» EXERCISE PROMPT:
Every line holding the string "Output" is to be copied from the entries below.

——

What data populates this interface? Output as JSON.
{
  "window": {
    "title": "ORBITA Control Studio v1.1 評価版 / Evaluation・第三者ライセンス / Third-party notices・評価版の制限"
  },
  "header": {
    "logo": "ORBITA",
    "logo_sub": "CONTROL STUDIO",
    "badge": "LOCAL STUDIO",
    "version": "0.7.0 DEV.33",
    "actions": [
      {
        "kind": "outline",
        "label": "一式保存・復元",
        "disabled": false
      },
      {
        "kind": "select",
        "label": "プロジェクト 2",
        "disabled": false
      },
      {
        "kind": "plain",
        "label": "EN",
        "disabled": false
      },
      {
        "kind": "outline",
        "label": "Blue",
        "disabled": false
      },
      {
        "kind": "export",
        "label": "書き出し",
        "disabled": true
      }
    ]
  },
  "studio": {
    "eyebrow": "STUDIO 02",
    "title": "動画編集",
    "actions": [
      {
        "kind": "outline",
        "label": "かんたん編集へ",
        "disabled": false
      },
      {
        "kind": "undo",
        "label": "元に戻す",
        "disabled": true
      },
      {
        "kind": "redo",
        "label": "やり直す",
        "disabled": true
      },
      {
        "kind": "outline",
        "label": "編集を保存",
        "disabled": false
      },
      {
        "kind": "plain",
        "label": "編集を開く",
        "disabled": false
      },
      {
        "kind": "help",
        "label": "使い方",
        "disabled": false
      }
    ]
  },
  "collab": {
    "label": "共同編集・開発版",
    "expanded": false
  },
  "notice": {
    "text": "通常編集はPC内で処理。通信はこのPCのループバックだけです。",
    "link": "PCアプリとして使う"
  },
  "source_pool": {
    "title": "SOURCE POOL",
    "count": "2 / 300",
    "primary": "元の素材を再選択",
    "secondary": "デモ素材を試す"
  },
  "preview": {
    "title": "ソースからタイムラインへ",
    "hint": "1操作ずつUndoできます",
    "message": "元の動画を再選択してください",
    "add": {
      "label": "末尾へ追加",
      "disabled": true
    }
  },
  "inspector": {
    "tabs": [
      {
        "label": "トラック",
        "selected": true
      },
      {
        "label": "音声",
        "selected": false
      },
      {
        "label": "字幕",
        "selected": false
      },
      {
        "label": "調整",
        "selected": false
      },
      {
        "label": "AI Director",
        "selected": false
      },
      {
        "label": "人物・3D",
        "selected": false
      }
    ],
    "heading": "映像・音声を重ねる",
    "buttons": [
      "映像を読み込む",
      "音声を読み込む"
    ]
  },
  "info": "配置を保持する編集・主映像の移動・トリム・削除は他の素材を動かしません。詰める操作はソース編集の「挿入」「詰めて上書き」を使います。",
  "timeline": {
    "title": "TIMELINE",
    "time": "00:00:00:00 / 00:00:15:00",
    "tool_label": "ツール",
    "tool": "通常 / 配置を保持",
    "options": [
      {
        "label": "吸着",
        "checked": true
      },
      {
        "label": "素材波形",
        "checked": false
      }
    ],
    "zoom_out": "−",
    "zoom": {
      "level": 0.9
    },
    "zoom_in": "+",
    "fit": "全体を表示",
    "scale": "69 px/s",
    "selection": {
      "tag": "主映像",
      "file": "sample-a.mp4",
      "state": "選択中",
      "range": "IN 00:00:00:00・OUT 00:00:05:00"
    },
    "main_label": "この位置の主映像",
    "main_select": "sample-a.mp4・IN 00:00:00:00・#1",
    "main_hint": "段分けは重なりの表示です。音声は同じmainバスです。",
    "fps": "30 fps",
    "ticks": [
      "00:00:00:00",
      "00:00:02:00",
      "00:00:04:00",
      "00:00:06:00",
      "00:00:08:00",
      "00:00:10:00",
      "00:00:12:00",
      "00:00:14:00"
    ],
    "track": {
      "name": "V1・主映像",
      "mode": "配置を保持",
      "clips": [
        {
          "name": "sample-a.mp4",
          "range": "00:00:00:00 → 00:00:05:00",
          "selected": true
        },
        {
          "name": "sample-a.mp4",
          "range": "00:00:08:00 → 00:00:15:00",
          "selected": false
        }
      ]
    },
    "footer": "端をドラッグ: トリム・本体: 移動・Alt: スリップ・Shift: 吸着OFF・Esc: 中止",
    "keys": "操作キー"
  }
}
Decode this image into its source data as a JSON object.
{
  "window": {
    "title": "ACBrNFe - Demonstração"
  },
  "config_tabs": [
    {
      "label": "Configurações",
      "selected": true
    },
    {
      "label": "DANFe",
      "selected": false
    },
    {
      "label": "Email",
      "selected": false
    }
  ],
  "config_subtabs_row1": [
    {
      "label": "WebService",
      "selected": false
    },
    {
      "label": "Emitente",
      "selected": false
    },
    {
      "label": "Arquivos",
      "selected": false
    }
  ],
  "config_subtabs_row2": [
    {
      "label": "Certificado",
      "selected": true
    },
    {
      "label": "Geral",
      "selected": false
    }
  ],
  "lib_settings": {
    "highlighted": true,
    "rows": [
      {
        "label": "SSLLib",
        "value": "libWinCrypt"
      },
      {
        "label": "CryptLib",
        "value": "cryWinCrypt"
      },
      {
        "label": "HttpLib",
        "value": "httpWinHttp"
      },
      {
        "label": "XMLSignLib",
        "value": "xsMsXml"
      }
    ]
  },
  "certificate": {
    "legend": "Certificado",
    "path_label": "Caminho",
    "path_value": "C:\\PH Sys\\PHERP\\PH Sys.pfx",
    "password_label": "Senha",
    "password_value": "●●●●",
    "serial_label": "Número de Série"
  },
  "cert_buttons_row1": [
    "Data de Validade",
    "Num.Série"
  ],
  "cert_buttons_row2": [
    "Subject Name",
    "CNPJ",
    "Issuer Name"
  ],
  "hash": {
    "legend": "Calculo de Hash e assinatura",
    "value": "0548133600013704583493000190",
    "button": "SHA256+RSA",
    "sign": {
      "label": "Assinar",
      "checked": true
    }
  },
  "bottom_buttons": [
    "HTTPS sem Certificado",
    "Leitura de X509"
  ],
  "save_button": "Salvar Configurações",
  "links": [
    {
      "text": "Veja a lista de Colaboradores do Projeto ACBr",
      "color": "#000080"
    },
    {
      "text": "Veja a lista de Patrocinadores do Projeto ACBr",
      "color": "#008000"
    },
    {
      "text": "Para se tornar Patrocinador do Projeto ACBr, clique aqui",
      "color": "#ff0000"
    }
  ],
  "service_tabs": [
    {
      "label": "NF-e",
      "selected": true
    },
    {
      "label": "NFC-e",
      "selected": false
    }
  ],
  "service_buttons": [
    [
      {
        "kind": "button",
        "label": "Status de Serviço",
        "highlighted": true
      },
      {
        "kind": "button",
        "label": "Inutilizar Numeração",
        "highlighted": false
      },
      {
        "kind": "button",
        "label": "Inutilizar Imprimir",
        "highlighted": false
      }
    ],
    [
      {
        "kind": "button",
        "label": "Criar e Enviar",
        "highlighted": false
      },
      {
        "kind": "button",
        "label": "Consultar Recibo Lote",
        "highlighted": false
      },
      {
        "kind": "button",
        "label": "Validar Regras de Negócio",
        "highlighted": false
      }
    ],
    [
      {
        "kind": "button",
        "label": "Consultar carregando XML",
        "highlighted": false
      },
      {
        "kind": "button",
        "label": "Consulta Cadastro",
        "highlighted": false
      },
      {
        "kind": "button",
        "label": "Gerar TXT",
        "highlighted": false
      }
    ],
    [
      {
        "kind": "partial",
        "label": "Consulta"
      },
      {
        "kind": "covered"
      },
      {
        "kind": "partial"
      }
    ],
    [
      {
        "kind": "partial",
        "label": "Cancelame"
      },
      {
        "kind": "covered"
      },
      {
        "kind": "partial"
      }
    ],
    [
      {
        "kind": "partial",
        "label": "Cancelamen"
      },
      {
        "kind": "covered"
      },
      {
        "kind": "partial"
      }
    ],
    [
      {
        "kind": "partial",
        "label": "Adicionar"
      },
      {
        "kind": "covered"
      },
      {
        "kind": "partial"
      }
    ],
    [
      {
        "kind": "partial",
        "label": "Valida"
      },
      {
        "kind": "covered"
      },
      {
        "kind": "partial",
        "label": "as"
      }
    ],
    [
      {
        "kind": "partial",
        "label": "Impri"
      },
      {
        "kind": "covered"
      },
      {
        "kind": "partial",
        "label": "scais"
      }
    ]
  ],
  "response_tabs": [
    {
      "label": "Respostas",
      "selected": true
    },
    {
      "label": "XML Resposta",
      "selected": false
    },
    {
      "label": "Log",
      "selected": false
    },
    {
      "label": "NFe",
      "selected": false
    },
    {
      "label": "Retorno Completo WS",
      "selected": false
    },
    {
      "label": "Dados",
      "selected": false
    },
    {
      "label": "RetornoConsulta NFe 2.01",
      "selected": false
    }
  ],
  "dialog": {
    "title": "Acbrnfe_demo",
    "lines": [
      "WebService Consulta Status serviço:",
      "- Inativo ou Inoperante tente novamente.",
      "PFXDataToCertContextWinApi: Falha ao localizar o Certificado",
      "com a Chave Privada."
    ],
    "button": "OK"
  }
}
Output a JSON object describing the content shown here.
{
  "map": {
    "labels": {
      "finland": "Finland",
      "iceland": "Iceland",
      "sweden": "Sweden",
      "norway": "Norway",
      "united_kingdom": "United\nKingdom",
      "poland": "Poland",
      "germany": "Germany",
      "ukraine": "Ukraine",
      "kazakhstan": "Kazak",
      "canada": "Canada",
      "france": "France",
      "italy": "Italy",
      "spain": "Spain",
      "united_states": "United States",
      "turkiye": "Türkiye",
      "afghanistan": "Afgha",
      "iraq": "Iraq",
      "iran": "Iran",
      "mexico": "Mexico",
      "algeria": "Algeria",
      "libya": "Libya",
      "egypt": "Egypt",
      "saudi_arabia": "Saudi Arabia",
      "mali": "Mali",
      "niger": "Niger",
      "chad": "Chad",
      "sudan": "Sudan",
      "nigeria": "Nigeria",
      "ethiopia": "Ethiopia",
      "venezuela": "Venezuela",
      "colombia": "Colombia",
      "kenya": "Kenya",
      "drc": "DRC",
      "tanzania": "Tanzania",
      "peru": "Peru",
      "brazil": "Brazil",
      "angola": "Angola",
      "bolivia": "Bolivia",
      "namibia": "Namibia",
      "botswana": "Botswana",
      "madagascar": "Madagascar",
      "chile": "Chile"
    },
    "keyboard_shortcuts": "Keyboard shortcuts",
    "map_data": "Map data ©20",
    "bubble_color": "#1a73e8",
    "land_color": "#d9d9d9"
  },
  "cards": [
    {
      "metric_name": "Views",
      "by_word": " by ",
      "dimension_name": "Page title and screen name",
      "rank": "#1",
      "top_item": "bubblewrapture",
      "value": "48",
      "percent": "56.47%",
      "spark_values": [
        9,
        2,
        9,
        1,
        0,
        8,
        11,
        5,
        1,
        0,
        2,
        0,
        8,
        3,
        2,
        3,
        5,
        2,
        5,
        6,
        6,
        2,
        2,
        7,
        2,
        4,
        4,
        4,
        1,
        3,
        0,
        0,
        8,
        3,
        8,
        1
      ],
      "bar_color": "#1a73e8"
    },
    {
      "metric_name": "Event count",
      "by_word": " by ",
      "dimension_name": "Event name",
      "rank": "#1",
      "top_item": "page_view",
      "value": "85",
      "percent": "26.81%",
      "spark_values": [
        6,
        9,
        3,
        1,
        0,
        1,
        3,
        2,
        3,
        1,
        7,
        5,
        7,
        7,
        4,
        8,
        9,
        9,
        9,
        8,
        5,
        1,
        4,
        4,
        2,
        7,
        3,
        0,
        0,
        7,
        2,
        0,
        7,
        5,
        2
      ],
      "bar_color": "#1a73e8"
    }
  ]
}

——

» ANSWER:
What data populates this interface? Output as JSON.
Output a JSON object describing the content shown here.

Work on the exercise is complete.